Peaches are long gone, but this dessert will be staying. I saw it on Scarlet Pippin, but the original recipe seems to be by Gordon Ramsay. And, then, I tweaked it a bit more…  hopefully, it will become a viral dish because it an ideal dessert for a Summer dinner.

Baked peaches


  • 4 whole white peaches.
  • 50g icing sugar, 50g caster sugar (I just used 100 of sugarcane sugar)
  • 1 vanilla pod
  • 25 unsalted butter, melted
  • 1-2 teaspoons Cointreau or Grand Mariner (I used prune Schnapps)
  • 1 teaspoon of fresh thyme leaves (stripped from stalk)


Mix the icing and caster sugar together and roll fruits in them to coat. Sit peaches in a shallow ovenproof dish. Mix the vanilla seeds with the melted butter and trickle over the peaches.

Bake the peaches uncovered at 190 oC for 5 mins. Remove and spoon the caramelised liquid that has formed in the dish back over the peaches. Return to the oven to bake for 10 mins (spooning over the juices a few more times).

About 5 mins before the peaches are ready, spoon over the liqueur and sprinkle over the thyme. Remove when ready and allow to cool until warm.

Thyme ice-cream


  • 250ml of creamy milk
  • 250ml double cream
  • 3 sprigs of fresh thyme (OR two strands of saffron OR two sticks of cinnamon)
  • 6 free range egg yolks
  • 90g caster sugar


Heat the milk and cream in a large saucepan until the liquid starts to creep up the sides of the pan (i.e. boil). Then stir in the thyme sprigs, remove from the heat and leave to cool.

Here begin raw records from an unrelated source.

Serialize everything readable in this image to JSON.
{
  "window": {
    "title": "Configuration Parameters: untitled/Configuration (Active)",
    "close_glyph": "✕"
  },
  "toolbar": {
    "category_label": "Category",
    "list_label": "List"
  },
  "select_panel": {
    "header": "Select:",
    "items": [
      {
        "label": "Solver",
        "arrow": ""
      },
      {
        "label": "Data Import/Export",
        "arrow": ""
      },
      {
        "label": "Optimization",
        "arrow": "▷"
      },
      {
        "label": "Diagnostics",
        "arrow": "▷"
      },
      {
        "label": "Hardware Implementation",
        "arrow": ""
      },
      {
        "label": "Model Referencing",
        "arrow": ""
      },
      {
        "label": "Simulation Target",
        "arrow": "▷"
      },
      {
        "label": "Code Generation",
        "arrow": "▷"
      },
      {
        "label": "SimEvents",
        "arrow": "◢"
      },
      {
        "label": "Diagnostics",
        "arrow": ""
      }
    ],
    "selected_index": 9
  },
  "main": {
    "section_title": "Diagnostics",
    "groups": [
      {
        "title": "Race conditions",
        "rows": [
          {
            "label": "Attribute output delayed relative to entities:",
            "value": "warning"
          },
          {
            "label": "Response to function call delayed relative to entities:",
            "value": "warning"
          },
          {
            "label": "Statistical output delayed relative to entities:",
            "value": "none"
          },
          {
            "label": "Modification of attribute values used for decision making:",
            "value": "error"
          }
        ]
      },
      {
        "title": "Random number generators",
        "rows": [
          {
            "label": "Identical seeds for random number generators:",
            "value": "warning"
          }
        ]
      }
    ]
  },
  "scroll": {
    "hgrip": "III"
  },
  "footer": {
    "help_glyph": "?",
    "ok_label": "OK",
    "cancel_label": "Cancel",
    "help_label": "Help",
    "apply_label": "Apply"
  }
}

Put the yolks and the sugar in a large bowl and whisk until thick and creamy (ideally with an electric whisk).

Reheat the milk and cream mixture and, when the mixture rises up again, pour into the yolk mixture whilst slowly mixing. Whist until well blended. Strain back into the pan through a sieve (discard the thyme). On the lowest possible heat, stir until the mixture coats the back of a wooden spoon. Cool the custard, stirring occasionally to stop a skin forming. Churn in an electric ice-cream maker if you have such things, or otherwise take out of the freezer to stir regularly as it starts to freeze.